_Task brief:_ Lines with "background" in them are to be located in the listing below and copied.

_Materials provided:_
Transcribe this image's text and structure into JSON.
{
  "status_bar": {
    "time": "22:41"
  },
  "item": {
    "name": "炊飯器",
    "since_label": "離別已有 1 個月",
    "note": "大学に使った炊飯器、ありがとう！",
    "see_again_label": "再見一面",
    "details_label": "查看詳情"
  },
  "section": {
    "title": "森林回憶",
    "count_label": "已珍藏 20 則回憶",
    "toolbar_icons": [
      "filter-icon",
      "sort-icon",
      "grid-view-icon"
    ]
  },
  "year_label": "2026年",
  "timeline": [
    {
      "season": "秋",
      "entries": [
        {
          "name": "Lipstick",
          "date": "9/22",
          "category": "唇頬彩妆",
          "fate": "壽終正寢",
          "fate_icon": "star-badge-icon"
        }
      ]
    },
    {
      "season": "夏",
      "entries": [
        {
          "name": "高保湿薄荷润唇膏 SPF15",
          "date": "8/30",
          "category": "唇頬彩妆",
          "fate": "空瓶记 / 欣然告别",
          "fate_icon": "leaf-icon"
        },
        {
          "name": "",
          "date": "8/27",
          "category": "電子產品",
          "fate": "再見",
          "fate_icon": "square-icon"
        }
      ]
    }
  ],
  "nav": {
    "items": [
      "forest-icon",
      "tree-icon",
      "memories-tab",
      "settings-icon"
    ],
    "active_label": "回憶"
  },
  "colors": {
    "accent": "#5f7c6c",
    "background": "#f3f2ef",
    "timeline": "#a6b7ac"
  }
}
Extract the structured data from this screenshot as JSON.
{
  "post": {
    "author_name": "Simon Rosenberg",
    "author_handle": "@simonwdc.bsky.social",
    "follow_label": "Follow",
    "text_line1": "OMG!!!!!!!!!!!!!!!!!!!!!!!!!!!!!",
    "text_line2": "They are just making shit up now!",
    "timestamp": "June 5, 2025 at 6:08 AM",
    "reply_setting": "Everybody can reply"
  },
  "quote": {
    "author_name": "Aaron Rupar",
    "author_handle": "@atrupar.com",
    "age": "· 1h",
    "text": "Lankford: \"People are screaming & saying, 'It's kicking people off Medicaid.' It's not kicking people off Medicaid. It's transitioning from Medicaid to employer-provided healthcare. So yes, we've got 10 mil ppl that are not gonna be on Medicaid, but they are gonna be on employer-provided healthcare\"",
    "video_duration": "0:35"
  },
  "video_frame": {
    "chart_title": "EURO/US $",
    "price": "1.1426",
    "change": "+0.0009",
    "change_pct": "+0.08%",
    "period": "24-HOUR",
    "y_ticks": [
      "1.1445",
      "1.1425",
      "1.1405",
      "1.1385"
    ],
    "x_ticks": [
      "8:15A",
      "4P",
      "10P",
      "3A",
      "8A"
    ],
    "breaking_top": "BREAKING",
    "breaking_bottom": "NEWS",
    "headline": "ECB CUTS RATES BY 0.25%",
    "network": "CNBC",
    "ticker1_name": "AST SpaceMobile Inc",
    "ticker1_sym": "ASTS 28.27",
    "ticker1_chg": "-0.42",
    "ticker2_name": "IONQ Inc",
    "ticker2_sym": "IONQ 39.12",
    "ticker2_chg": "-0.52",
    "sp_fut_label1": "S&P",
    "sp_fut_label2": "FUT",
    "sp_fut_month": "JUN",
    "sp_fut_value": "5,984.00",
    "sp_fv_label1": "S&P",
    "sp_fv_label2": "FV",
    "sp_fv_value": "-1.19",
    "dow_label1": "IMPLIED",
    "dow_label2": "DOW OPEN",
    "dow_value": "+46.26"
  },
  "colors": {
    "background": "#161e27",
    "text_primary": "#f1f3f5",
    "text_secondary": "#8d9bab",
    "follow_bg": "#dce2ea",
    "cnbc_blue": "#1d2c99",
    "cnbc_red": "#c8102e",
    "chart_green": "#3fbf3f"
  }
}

_Response to the task:_
    "background": "#f3f2ef",
    "background": "#161e27",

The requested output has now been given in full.